_DIRECTIONS_:
Could you copy all of the records below exactly as they appear?

_SUPPLIED MATERIAL_:

────────────────────────────────────────

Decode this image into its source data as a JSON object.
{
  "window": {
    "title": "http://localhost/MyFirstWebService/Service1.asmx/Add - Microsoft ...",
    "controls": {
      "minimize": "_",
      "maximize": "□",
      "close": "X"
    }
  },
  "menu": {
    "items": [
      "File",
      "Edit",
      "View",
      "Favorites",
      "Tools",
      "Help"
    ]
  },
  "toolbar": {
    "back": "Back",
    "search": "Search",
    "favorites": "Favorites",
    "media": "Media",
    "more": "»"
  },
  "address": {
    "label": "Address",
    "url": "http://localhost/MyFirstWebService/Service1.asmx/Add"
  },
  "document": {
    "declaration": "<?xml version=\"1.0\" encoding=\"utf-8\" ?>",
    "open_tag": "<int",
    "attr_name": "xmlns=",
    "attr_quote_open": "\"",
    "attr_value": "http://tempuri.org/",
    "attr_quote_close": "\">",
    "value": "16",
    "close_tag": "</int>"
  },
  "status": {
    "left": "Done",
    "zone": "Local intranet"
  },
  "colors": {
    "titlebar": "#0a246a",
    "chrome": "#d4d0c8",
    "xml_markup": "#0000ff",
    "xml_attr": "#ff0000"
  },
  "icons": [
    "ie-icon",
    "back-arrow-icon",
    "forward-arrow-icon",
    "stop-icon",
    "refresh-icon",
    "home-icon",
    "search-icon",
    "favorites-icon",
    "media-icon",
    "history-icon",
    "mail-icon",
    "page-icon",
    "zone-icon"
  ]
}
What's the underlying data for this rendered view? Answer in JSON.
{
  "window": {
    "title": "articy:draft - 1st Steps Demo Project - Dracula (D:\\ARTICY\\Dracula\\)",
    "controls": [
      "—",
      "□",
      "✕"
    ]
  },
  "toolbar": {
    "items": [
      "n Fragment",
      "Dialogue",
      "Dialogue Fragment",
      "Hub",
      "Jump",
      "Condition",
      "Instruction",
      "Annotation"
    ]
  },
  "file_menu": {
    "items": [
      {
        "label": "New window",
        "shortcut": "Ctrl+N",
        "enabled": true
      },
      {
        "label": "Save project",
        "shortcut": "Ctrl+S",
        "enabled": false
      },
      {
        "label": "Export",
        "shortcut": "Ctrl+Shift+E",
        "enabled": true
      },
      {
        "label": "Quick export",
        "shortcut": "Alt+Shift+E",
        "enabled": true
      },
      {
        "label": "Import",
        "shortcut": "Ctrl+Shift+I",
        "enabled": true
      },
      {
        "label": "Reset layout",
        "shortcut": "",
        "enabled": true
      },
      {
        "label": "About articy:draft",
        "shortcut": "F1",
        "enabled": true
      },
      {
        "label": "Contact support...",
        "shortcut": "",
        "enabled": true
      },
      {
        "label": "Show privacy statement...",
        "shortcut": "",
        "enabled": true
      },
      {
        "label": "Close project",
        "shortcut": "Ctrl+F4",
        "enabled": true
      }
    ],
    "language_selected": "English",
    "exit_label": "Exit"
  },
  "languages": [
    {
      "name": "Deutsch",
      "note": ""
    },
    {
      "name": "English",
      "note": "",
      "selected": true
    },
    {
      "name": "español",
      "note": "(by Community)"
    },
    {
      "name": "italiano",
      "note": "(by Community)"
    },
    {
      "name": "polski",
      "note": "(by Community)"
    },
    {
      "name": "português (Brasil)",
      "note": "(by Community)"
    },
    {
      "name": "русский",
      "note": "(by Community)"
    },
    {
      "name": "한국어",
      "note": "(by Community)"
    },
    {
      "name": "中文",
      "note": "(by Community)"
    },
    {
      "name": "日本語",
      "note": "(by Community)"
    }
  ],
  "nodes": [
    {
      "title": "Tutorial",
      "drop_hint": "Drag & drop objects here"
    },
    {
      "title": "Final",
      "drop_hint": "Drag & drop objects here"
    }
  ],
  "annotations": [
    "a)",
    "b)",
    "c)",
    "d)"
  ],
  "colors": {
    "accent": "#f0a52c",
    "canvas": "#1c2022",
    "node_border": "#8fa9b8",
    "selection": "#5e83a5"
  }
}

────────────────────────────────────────

_COMPLETED TASK_:
Decode this image into its source data as a JSON object.
{
  "window": {
    "title": "http://localhost/MyFirstWebService/Service1.asmx/Add - Microsoft ...",
    "controls": {
      "minimize": "_",
      "maximize": "□",
      "close": "X"
    }
  },
  "menu": {
    "items": [
      "File",
      "Edit",
      "View",
      "Favorites",
      "Tools",
      "Help"
    ]
  },
  "toolbar": {
    "back": "Back",
    "search": "Search",
    "favorites": "Favorites",
    "media": "Media",
    "more": "»"
  },
  "address": {
    "label": "Address",
    "url": "http://localhost/MyFirstWebService/Service1.asmx/Add"
  },
  "document": {
    "declaration": "<?xml version=\"1.0\" encoding=\"utf-8\" ?>",
    "open_tag": "<int",
    "attr_name": "xmlns=",
    "attr_quote_open": "\"",
    "attr_value": "http://tempuri.org/",
    "attr_quote_close": "\">",
    "value": "16",
    "close_tag": "</int>"
  },
  "status": {
    "left": "Done",
    "zone": "Local intranet"
  },
  "colors": {
    "titlebar": "#0a246a",
    "chrome": "#d4d0c8",
    "xml_markup": "#0000ff",
    "xml_attr": "#ff0000"
  },
  "icons": [
    "ie-icon",
    "back-arrow-icon",
    "forward-arrow-icon",
    "stop-icon",
    "refresh-icon",
    "home-icon",
    "search-icon",
    "favorites-icon",
    "media-icon",
    "history-icon",
    "mail-icon",
    "page-icon",
    "zone-icon"
  ]
}
What's the underlying data for this rendered view? Answer in JSON.
{
  "window": {
    "title": "articy:draft - 1st Steps Demo Project - Dracula (D:\\ARTICY\\Dracula\\)",
    "controls": [
      "—",
      "□",
      "✕"
    ]
  },
  "toolbar": {
    "items": [
      "n Fragment",
      "Dialogue",
      "Dialogue Fragment",
      "Hub",
      "Jump",
      "Condition",
      "Instruction",
      "Annotation"
    ]
  },
  "file_menu": {
    "items": [
      {
        "label": "New window",
        "shortcut": "Ctrl+N",
        "enabled": true
      },
      {
        "label": "Save project",
        "shortcut": "Ctrl+S",
        "enabled": false
      },
      {
        "label": "Export",
        "shortcut": "Ctrl+Shift+E",
        "enabled": true
      },
      {
        "label": "Quick export",
        "shortcut": "Alt+Shift+E",
        "enabled": true
      },
      {
        "label": "Import",
        "shortcut": "Ctrl+Shift+I",
        "enabled": true
      },
      {
        "label": "Reset layout",
        "shortcut": "",
        "enabled": true
      },
      {
        "label": "About articy:draft",
        "shortcut": "F1",
        "enabled": true
      },
      {
        "label": "Contact support...",
        "shortcut": "",
        "enabled": true
      },
      {
        "label": "Show privacy statement...",
        "shortcut": "",
        "enabled": true
      },
      {
        "label": "Close project",
        "shortcut": "Ctrl+F4",
        "enabled": true
      }
    ],
    "language_selected": "English",
    "exit_label": "Exit"
  },
  "languages": [
    {
      "name": "Deutsch",
      "note": ""
    },
    {
      "name": "English",
      "note": "",
      "selected": true
    },
    {
      "name": "español",
      "note": "(by Community)"
    },
    {
      "name": "italiano",
      "note": "(by Community)"
    },
    {
      "name": "polski",
      "note": "(by Community)"
    },
    {
      "name": "português (Brasil)",
      "note": "(by Community)"
    },
    {
      "name": "русский",
      "note": "(by Community)"
    },
    {
      "name": "한국어",
      "note": "(by Community)"
    },
    {
      "name": "中文",
      "note": "(by Community)"
    },
    {
      "name": "日本語",
      "note": "(by Community)"
    }
  ],
  "nodes": [
    {
      "title": "Tutorial",
      "drop_hint": "Drag & drop objects here"
    },
    {
      "title": "Final",
      "drop_hint": "Drag & drop objects here"
    }
  ],
  "annotations": [
    "a)",
    "b)",
    "c)",
    "d)"
  ],
  "colors": {
    "accent": "#f0a52c",
    "canvas": "#1c2022",
    "node_border": "#8fa9b8",
    "selection": "#5e83a5"
  }
}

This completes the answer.